#### Problem
Find the string "balance" in the records. Copy each line that has it.

──────────

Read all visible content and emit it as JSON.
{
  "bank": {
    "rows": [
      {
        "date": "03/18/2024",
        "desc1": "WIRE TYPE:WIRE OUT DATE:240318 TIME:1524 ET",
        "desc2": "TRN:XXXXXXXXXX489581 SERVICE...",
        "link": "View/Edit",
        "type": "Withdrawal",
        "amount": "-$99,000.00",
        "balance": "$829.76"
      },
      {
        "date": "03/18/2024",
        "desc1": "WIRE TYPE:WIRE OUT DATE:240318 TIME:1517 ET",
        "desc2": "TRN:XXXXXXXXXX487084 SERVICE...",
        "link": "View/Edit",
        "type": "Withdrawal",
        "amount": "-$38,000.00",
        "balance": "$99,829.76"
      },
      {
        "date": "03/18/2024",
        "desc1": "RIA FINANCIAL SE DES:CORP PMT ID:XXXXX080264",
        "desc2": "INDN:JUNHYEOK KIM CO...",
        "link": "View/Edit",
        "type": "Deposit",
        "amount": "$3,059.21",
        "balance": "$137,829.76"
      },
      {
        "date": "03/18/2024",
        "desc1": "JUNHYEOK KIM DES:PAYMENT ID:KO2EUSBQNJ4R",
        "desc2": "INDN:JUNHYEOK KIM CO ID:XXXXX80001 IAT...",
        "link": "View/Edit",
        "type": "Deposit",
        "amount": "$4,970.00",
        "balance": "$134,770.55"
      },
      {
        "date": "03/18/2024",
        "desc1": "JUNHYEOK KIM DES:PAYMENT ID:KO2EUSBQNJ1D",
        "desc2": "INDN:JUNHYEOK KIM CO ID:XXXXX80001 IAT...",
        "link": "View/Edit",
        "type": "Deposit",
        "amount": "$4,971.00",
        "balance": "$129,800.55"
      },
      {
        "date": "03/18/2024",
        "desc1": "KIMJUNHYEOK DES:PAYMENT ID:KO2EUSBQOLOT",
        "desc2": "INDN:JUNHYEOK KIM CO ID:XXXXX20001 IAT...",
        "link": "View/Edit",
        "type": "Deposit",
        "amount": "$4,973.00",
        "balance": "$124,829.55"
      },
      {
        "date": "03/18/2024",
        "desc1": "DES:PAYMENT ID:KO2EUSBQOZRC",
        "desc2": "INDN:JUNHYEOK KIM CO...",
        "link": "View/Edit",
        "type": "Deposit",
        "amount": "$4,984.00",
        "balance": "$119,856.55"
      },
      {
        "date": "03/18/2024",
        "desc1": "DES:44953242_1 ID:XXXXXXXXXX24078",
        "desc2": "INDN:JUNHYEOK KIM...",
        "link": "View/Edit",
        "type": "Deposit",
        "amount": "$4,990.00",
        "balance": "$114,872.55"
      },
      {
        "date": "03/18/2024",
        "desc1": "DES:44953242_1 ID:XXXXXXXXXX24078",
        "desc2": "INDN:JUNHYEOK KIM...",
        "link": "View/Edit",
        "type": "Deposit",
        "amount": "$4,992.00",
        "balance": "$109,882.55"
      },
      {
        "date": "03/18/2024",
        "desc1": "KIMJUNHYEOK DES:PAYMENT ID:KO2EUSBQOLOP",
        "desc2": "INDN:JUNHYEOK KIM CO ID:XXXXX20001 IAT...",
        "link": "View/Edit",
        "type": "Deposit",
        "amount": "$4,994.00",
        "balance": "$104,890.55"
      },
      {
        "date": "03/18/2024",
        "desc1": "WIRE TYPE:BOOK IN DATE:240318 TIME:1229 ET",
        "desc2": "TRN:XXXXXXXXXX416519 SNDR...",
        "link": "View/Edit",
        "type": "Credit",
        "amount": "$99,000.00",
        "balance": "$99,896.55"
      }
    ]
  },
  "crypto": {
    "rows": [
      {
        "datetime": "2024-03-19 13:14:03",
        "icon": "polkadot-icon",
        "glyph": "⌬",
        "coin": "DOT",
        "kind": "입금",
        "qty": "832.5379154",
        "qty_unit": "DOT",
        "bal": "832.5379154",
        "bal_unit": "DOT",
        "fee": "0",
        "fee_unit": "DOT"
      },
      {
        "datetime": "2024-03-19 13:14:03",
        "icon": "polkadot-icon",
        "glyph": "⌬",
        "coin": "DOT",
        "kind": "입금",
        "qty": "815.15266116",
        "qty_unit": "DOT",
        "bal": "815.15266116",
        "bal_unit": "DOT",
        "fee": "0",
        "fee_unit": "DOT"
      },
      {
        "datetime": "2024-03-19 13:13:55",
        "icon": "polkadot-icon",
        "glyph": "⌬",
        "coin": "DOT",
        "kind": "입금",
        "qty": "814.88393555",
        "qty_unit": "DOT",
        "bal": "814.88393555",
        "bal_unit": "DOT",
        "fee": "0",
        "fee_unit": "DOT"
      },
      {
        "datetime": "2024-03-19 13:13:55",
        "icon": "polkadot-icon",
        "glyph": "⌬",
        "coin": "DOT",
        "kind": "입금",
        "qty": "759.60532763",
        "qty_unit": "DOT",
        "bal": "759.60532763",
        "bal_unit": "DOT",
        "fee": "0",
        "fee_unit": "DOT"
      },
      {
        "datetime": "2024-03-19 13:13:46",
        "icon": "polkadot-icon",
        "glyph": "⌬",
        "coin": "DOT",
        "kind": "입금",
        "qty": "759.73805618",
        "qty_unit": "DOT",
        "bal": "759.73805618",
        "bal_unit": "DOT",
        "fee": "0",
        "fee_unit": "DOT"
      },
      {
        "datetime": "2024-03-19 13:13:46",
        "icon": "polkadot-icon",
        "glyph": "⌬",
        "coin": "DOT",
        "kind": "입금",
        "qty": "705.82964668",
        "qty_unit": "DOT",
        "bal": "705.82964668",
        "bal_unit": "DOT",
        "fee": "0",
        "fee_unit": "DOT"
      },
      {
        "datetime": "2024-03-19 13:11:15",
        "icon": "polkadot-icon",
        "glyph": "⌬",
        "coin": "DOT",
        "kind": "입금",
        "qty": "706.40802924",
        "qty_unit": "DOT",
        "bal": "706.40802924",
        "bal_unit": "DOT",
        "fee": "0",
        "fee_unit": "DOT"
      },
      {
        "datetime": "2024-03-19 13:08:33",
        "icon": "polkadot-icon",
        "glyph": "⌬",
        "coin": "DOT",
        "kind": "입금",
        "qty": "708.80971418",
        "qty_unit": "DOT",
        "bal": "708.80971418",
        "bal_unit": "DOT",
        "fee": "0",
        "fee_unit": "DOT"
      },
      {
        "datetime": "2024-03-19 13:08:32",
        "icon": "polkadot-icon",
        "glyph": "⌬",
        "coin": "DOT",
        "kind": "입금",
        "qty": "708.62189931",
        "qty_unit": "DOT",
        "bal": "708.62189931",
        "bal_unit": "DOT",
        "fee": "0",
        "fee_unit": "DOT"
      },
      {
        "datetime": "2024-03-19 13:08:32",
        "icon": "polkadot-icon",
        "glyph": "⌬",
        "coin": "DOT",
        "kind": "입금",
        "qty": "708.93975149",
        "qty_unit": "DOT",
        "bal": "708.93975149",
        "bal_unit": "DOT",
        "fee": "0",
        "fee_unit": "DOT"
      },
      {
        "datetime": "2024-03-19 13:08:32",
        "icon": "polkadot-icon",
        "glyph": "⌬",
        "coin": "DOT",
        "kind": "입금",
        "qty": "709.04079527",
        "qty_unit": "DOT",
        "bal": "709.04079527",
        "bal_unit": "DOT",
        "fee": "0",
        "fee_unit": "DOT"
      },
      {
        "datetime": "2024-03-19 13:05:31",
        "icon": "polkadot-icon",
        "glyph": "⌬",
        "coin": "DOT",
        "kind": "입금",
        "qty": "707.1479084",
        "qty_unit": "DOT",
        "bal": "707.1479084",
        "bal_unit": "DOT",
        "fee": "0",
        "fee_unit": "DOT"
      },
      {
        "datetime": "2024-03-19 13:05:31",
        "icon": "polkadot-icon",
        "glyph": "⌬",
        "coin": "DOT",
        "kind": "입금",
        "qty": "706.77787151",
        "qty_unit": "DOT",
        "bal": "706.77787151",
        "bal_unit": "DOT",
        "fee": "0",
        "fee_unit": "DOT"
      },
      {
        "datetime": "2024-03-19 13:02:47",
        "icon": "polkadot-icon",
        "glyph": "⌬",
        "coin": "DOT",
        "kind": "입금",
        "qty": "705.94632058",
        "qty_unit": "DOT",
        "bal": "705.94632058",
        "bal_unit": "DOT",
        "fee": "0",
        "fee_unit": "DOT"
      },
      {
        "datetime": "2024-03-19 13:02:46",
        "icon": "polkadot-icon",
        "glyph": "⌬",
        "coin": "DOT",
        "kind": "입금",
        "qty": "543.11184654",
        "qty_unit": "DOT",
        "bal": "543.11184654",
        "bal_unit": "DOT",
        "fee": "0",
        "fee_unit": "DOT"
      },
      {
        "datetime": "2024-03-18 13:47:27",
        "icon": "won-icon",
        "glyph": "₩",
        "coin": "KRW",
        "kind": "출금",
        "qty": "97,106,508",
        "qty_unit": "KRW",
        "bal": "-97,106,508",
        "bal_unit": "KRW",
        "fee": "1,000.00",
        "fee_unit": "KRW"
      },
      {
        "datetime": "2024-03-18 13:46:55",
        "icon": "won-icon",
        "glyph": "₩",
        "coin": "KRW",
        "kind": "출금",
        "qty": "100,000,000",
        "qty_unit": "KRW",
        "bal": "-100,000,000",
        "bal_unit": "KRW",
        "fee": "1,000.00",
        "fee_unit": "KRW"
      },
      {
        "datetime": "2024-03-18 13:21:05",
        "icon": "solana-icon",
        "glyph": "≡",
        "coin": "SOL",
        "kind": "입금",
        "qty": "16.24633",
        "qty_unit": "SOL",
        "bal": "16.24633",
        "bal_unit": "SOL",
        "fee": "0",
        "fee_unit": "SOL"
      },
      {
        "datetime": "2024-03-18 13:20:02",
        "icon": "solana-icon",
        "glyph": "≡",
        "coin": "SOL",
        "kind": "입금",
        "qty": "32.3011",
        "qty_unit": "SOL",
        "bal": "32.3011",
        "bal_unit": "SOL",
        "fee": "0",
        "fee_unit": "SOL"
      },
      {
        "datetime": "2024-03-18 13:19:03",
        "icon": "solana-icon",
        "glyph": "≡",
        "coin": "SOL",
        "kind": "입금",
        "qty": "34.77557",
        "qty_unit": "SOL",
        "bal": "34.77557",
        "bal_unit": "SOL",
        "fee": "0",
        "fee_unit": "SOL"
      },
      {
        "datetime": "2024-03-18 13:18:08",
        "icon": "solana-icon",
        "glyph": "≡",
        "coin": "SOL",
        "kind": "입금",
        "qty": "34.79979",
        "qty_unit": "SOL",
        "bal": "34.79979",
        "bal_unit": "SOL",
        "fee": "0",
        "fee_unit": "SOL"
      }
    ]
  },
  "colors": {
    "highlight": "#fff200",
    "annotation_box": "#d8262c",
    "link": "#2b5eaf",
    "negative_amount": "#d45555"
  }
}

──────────

#### Answer area
        "balance": "$829.76"
        "balance": "$99,829.76"
        "balance": "$137,829.76"
        "balance": "$134,770.55"
        "balance": "$129,800.55"
        "balance": "$124,829.55"
        "balance": "$119,856.55"
        "balance": "$114,872.55"
        "balance": "$109,882.55"
        "balance": "$104,890.55"
        "balance": "$99,896.55"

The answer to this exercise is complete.